What this task involves: The required result is each line of the entries below containing the string "arrow".

Material supplied:
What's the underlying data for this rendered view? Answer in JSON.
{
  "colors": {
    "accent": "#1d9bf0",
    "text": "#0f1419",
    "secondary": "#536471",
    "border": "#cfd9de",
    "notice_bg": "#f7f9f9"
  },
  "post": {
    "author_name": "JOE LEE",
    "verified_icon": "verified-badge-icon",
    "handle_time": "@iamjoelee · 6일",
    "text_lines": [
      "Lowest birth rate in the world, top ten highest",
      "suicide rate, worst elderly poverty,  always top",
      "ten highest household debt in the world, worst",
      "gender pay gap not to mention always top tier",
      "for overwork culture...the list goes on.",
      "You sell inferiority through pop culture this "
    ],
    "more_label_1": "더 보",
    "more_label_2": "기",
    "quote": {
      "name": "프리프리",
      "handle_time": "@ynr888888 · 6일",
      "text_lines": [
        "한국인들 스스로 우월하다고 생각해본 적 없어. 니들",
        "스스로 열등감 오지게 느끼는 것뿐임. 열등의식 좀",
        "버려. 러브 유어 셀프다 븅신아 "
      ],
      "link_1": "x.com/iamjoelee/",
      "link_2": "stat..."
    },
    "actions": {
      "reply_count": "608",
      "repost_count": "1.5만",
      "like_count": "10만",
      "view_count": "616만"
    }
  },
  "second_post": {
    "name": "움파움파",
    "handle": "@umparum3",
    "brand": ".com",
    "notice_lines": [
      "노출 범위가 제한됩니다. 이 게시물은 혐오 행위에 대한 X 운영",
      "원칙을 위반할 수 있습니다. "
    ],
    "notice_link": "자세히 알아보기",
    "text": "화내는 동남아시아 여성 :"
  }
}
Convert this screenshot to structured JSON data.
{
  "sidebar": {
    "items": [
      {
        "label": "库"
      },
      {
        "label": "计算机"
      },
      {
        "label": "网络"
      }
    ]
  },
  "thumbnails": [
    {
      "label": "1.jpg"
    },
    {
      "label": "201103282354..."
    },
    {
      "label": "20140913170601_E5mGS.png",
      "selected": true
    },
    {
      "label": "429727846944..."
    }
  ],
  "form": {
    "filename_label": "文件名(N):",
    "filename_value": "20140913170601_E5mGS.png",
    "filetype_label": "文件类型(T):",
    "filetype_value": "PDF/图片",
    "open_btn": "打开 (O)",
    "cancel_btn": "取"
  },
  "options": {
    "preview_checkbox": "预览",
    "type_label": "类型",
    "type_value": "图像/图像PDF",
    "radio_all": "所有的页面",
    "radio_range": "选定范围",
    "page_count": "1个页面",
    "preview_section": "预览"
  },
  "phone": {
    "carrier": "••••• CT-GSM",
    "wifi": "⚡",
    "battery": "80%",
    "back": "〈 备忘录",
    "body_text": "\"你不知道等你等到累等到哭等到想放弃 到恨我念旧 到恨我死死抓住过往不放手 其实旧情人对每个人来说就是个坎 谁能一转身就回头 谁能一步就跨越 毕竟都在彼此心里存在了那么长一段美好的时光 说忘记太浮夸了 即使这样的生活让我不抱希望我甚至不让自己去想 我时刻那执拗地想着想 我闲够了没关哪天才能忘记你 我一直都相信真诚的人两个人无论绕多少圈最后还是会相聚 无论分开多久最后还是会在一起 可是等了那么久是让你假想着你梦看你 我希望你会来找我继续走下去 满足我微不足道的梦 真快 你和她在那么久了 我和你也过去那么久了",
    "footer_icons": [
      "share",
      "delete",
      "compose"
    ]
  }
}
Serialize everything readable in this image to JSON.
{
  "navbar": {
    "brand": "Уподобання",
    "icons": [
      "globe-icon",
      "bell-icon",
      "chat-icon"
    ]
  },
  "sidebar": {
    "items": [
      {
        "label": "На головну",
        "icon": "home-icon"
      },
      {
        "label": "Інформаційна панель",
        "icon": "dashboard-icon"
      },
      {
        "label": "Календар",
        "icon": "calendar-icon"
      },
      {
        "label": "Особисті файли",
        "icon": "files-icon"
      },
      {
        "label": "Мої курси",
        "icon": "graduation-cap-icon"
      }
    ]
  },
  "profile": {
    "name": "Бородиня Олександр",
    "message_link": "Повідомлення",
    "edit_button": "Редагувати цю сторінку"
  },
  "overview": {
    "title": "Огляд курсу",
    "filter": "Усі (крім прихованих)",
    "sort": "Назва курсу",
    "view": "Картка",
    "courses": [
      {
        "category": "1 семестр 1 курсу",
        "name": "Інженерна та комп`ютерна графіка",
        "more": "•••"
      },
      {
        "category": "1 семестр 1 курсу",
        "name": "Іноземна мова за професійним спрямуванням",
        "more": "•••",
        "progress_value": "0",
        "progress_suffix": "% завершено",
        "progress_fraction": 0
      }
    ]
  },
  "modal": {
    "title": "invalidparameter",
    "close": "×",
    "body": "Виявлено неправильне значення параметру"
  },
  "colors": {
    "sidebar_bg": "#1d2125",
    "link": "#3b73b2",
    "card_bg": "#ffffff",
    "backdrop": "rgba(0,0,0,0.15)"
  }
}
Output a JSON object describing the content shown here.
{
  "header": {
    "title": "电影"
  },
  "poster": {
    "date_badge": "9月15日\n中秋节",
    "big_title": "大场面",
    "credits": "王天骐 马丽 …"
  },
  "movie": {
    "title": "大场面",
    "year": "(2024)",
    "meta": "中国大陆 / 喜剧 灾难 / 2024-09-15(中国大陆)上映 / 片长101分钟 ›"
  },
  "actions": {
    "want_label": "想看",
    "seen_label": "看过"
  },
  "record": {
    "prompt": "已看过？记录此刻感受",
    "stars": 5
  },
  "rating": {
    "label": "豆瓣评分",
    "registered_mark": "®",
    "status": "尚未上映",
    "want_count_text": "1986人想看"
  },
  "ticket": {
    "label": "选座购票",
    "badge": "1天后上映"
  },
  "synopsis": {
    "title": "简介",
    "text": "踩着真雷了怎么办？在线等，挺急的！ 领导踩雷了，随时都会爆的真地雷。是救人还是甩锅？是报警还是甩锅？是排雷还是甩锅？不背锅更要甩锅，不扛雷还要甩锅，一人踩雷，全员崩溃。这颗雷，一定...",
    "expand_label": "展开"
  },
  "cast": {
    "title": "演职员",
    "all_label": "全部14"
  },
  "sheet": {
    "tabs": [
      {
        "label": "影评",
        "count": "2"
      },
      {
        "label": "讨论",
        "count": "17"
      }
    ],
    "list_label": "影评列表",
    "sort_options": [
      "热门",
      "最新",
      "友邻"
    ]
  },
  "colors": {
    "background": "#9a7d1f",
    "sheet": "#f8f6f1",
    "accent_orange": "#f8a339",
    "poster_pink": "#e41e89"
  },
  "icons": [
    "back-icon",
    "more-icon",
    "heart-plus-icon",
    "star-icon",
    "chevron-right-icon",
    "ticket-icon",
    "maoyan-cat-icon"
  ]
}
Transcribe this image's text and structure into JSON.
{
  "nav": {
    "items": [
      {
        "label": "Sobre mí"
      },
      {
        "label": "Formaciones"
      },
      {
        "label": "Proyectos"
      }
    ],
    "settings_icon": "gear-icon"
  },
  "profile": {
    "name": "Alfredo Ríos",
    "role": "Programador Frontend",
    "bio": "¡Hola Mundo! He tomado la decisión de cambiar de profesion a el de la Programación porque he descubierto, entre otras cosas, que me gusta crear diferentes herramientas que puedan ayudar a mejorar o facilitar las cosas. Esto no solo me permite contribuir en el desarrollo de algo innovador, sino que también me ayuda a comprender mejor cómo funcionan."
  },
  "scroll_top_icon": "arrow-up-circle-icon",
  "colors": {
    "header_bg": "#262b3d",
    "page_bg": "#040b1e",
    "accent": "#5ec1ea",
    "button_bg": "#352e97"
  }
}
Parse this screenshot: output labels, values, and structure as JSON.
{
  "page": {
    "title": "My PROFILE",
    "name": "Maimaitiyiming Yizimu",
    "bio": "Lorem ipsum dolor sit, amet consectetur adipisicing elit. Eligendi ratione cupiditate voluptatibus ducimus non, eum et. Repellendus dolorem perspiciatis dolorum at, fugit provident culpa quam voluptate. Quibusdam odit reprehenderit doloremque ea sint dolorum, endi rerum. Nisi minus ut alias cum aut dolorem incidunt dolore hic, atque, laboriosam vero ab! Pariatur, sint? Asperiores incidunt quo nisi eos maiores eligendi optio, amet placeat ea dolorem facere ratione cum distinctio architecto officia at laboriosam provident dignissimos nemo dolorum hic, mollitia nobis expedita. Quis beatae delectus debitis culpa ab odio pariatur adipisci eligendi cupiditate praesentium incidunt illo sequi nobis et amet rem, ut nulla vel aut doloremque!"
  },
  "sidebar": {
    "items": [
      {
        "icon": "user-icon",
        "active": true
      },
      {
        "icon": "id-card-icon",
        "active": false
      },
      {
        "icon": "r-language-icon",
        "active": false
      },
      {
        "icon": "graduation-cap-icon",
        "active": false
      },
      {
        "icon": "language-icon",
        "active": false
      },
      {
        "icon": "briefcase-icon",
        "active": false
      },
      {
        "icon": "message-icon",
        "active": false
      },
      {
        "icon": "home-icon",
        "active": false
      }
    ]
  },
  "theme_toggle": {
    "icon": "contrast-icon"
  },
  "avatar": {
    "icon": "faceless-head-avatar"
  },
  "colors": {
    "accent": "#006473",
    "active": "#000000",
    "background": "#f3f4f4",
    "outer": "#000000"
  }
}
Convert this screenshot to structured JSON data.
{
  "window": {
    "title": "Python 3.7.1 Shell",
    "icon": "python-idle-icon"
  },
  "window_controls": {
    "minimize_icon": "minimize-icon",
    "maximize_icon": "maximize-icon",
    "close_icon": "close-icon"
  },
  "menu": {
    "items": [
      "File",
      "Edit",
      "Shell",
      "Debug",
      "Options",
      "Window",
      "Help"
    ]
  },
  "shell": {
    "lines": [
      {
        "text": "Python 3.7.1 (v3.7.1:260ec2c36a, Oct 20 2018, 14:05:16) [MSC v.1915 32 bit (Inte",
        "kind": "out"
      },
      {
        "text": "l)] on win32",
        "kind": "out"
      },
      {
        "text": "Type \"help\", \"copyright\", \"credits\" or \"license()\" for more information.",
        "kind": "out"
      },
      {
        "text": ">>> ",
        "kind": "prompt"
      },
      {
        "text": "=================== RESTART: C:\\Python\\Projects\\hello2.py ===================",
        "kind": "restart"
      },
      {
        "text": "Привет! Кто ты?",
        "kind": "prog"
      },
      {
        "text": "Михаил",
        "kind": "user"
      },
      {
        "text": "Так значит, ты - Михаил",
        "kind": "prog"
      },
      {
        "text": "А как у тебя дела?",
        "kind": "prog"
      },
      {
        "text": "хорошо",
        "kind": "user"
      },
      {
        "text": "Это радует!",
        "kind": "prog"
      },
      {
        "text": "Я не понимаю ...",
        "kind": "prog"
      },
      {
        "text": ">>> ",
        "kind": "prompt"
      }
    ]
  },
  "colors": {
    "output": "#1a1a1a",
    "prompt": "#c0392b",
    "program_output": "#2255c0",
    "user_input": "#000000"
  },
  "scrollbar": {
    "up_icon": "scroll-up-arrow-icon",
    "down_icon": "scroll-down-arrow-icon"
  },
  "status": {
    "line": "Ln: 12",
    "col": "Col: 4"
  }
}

Completed task:
  "scroll_top_icon": "arrow-up-circle-icon",
    "up_icon": "scroll-up-arrow-icon",
    "down_icon": "scroll-down-arrow-icon"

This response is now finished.